"If you’re not paying for the product, you are the product!" came the quote in a lively meeting. It was offered in response to a question about how Google makes its ad revenue.
I’d used that quote myself on many occasions but I’d never bothered to look into who said it first. It’s an acerbic stab at the way tech companies make their money – they sell you. Or, more realistically, they sell what you do when you’re not really doing anything in particular.
It’s a quote that implies Big Brother is watching you. Using you. You always get the raw deal. But this something-for-nothing economy has many positive examples, if you know where to look.
We all work hard with our paying clients but, just occasionally, a pro bono charity opportunity will pop up. Being slightly cynical, agencies will be thinking of the creative freedom, the opportunity to do something powerful and possibly win an award or two.
Conversely, the charity is thinking only of donations. Cold, hard cash. That difference right there asks a tough question of advertising – is it powerful enough to make people spontaneously part with actual cash? It’s a hard ask and why so many campaigns resort to the "Please donate £3 a month…" call to action.
Enter, stage left, the something-for-nothing economy. Companies such as Donate Your Data have a wildly different take on donation. They use a Chrome browser plug-in that sells your anonymised, live browsing activity to market research companies.
Those annoying captcha security codes… What you’re doing is helping Google translate its vast archive of scanned paper documents.
They want to have the sort of insights that previously only the likes of Google had access to. You do nothing differently but a charity somewhere is getting paid in tiny payments because of you. We’re not talking massive amounts, but £15 a year is not to be sniffed at – they’re creating money out of nothing.
Let’s gloss over the something-for-nothing paradigm shift that "free" solar power and domestic electricity battery storage will unleash on the energy industry. Instead, let’s focus on devices that can power themselves from leftover Wi-Fi energy.
Tiny Wisp (Wireless Identification and Sensing Platform) devices can recover radio waves from thin air and convert them back into useful electricity. Great for home or environmental sensors that, in theory, last forever.
Then there’s Bitwalking (main pic and below). We all know Google, Apple et al are tracking our physical movements but Bitwalking makes it a proactively rewarding choice. Just walk around and you get paid in digital currency.

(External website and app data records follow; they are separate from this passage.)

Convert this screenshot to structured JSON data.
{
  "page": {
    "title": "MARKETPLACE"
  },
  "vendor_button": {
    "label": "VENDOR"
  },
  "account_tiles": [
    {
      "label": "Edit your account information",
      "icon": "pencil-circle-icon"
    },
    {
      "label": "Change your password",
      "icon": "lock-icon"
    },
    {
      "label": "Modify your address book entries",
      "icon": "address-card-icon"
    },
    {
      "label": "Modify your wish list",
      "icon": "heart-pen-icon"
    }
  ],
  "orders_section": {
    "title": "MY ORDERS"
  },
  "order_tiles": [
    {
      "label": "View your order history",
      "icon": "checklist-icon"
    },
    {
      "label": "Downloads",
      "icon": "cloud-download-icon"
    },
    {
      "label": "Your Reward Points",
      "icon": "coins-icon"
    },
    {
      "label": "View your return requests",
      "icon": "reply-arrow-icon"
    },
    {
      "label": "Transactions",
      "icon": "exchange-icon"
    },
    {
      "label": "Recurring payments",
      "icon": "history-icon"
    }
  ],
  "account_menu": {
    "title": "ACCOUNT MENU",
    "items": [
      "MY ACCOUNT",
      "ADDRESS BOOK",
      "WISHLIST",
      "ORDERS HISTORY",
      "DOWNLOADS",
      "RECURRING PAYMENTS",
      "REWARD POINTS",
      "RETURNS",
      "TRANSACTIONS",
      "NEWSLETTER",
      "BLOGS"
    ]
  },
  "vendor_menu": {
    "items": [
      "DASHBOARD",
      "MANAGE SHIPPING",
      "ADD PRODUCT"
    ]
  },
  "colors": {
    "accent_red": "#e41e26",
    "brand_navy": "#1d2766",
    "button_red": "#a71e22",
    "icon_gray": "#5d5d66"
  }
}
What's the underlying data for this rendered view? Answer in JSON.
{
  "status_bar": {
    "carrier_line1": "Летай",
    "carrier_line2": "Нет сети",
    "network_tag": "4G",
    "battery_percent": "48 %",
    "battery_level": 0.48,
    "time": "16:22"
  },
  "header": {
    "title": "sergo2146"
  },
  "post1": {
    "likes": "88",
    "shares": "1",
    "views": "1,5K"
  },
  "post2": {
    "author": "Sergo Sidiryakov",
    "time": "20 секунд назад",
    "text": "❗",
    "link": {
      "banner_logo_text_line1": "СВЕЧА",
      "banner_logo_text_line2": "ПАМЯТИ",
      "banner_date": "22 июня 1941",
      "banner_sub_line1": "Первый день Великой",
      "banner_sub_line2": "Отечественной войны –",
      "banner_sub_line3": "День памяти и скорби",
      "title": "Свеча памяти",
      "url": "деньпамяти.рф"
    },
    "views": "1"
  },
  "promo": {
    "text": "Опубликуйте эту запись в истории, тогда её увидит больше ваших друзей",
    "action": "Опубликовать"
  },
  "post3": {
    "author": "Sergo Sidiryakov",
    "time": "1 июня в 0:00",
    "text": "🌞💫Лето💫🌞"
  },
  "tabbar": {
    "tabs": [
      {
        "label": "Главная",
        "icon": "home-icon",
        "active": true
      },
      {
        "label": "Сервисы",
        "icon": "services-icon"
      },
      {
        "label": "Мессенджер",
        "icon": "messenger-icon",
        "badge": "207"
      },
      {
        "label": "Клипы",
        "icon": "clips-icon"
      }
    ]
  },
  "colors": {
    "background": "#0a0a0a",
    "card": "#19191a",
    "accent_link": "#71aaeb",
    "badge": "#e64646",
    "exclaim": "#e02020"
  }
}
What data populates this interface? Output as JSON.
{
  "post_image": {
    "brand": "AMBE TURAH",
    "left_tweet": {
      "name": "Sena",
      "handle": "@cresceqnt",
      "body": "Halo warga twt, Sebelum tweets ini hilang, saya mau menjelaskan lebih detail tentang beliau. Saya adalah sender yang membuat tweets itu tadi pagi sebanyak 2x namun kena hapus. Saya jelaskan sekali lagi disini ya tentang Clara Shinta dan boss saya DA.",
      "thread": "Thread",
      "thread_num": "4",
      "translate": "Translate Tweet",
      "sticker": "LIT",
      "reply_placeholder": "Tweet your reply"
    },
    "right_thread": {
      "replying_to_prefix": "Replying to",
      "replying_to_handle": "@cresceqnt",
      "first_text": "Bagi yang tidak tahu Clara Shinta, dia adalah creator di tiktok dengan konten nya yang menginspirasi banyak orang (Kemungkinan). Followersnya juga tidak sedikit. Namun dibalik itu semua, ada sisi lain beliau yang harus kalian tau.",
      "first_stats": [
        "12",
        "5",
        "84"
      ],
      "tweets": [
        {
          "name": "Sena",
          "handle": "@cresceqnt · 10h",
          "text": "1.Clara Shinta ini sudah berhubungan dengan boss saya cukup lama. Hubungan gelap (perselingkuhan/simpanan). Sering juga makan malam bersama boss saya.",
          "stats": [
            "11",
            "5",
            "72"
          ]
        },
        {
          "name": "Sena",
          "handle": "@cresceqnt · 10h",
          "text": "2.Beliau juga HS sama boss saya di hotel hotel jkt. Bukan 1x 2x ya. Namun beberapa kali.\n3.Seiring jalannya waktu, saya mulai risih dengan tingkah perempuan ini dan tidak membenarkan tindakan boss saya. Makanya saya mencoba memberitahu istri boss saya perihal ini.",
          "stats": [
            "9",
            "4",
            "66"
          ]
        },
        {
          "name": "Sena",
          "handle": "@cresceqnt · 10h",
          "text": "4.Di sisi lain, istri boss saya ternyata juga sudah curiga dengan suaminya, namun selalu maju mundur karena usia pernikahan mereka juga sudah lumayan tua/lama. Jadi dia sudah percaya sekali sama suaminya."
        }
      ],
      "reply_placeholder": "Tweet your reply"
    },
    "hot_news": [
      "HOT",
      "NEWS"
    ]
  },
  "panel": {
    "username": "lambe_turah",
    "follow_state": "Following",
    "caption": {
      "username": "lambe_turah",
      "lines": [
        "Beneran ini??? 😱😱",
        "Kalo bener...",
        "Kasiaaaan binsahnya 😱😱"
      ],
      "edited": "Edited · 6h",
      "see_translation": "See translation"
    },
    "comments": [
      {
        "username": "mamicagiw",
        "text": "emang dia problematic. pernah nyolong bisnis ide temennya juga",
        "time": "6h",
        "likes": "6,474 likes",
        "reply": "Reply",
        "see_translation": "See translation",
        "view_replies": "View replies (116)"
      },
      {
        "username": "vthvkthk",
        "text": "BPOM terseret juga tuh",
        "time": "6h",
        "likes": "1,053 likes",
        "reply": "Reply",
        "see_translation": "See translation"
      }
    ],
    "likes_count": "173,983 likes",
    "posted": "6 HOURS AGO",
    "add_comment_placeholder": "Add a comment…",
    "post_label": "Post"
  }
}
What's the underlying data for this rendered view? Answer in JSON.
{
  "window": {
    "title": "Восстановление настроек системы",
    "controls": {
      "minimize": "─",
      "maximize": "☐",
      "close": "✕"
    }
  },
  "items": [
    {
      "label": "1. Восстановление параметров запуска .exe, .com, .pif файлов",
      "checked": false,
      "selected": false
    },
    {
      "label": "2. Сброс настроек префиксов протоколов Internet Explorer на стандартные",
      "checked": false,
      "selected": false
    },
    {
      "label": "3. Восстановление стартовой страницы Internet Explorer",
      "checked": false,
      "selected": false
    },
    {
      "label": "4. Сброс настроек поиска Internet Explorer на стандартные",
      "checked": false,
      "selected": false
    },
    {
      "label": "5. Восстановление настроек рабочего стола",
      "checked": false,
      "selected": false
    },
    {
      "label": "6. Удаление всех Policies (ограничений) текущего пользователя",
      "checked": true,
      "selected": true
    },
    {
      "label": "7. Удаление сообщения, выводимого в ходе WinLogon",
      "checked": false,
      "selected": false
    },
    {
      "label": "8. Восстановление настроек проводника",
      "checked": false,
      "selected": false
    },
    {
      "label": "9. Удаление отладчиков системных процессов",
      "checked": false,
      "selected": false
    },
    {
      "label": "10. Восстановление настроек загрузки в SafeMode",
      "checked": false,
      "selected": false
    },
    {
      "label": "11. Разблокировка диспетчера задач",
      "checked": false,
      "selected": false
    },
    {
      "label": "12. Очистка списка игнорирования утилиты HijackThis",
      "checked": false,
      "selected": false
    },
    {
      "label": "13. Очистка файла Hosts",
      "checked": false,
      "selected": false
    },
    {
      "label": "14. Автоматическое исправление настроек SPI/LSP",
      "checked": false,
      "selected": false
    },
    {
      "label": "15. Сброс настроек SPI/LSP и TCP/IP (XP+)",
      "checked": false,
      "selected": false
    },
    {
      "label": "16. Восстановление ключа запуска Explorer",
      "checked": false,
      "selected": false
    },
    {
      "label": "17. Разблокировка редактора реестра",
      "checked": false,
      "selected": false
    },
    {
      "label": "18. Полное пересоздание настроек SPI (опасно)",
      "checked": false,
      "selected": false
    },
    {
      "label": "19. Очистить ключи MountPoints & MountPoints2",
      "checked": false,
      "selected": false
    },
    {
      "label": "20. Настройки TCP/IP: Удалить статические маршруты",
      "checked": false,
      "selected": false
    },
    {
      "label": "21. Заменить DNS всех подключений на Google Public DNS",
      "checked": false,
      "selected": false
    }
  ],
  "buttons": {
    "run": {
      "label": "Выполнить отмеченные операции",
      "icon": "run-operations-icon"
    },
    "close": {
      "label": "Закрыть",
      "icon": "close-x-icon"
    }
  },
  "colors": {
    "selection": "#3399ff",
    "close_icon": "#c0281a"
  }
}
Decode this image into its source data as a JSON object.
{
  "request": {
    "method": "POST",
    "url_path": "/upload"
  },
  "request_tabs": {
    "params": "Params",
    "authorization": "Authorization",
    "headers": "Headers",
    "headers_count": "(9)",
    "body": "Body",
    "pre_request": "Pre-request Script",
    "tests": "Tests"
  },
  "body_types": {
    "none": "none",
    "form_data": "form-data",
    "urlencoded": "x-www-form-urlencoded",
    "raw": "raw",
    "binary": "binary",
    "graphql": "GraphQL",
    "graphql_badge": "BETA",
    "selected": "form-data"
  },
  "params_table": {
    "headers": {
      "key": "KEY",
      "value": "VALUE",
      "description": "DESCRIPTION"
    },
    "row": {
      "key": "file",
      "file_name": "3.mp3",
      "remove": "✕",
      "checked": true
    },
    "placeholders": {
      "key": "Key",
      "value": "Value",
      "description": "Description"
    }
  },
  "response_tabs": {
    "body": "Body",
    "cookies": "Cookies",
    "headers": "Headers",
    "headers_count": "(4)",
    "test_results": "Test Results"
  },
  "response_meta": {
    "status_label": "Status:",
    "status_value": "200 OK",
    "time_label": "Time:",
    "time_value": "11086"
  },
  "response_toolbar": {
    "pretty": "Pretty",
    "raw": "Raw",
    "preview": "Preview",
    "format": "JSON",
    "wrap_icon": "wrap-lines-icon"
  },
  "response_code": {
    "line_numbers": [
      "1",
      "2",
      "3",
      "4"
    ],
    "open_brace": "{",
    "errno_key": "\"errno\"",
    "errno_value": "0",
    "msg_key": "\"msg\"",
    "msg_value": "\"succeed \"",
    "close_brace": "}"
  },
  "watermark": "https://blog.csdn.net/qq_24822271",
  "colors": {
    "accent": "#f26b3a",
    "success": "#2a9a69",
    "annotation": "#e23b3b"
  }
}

Initially aimed at developing countries, it sounds like a philanthropic act but is, in fact, gaining huge insight into daily movements in emerging markets. It also kick-starts the local digital economy by attracting businesses to sign up so that users can redeem the digital points. Everyone wins – except, potentially, privacy.
I also love the story of Dutch cycle manufacturer VanMoof, which reduced damage to its bikes while in transit simply by printing an image of a flat-screen TV on the box. Couriers assumed it was a TV so treated it with more care. VanMoof reduced the rate of damaged goods by 70%-80%.
VanMoof reduced damage to bikes in transit by printing an image of a flat-screen TV on the box
You can even make millions from seemingly simple changes in behaviour that affect no-one. In Singapore, it turned out a cab company’s blue taxis are crashed into more than its yellow ones. The blue taxis therefore spend more time in the workshop getting repaired, less time earning money and incur more insurance payouts.
A recent study concluded that if every time the company replaced a blue taxi, it ordered a yellow one instead, it would save £1.1m a year. For nothing.
One last example. Those annoying captcha security codes. They may be frustrating but they are also one of my favourite examples of the something-for-nothing economy. You know the format. A couple of wiggly words, maybe numbers, that look like they were stolen from a low-res photo or a sketchy document scan. That’s because that’s exactly where they came from.
What you’re doing is helping Google translate its vast archive of scanned paper documents or confirm where the house numbers are on Google Maps. It’s also how Duolingo manages to provide its amazing language-learning app for free.
Yep, the tests at the end of each lesson… you’re helping to translate text for the company’s paying clients. Our nothing becomes Duolingo’s something.
The "new tech" examples keep coming. But it’s really not new. That quote in the first sentence? Turns out it was pretty much taken from artist Richard Serra in a 1973 interview about TV advertising: "You are the end product delivered en masse to the advertiser. You are the product."
The reason I know that is because I just Googled it and found it in… a transcribed Google archive document that had been translated for free, by us, for nothing. How perfectly ironic.
Dino Burbidge is the director of technology and innovation at WCRS.